:: Material for the task

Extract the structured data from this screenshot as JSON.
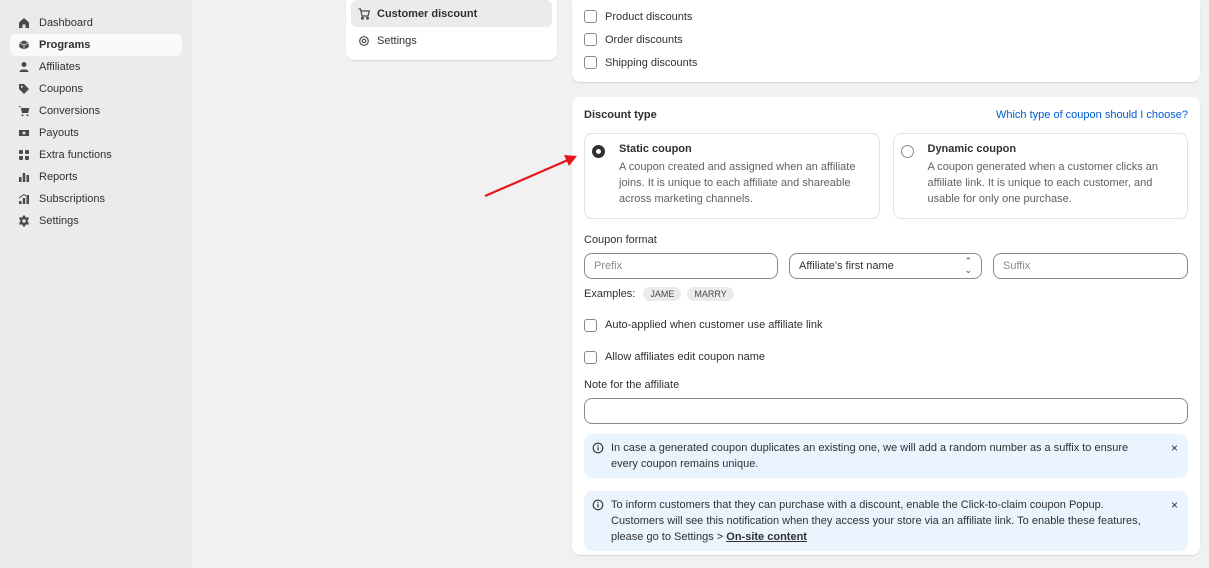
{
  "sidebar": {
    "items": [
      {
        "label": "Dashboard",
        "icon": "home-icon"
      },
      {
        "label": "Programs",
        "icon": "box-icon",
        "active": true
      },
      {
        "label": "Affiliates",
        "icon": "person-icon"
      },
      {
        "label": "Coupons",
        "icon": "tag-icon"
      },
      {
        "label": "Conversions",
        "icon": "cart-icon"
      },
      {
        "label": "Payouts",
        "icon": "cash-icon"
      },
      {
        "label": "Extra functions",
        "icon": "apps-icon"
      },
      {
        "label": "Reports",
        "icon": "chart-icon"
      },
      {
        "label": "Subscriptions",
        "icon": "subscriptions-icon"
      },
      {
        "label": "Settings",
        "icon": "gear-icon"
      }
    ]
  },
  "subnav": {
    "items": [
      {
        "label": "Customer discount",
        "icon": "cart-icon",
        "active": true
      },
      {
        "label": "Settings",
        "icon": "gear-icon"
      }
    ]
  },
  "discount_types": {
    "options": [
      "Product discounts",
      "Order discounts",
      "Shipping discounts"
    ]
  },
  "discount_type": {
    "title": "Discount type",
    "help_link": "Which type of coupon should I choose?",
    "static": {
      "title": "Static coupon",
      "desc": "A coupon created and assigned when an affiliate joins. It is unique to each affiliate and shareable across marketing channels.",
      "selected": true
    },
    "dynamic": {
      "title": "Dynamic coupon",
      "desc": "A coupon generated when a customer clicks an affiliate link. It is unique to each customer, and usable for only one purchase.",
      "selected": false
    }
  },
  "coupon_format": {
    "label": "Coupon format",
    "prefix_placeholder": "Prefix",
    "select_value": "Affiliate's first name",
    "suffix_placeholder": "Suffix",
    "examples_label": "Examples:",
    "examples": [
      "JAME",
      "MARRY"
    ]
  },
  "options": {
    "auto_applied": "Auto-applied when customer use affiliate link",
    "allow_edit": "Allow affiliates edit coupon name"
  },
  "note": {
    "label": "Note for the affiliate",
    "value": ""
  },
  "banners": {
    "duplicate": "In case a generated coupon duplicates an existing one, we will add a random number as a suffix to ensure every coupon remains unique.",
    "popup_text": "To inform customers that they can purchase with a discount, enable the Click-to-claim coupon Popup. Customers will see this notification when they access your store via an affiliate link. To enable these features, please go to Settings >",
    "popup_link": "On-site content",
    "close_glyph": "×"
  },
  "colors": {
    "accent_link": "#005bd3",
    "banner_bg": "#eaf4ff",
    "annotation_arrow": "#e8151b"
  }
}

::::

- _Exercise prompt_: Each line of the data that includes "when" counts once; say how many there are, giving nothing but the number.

- _Answer section_: 4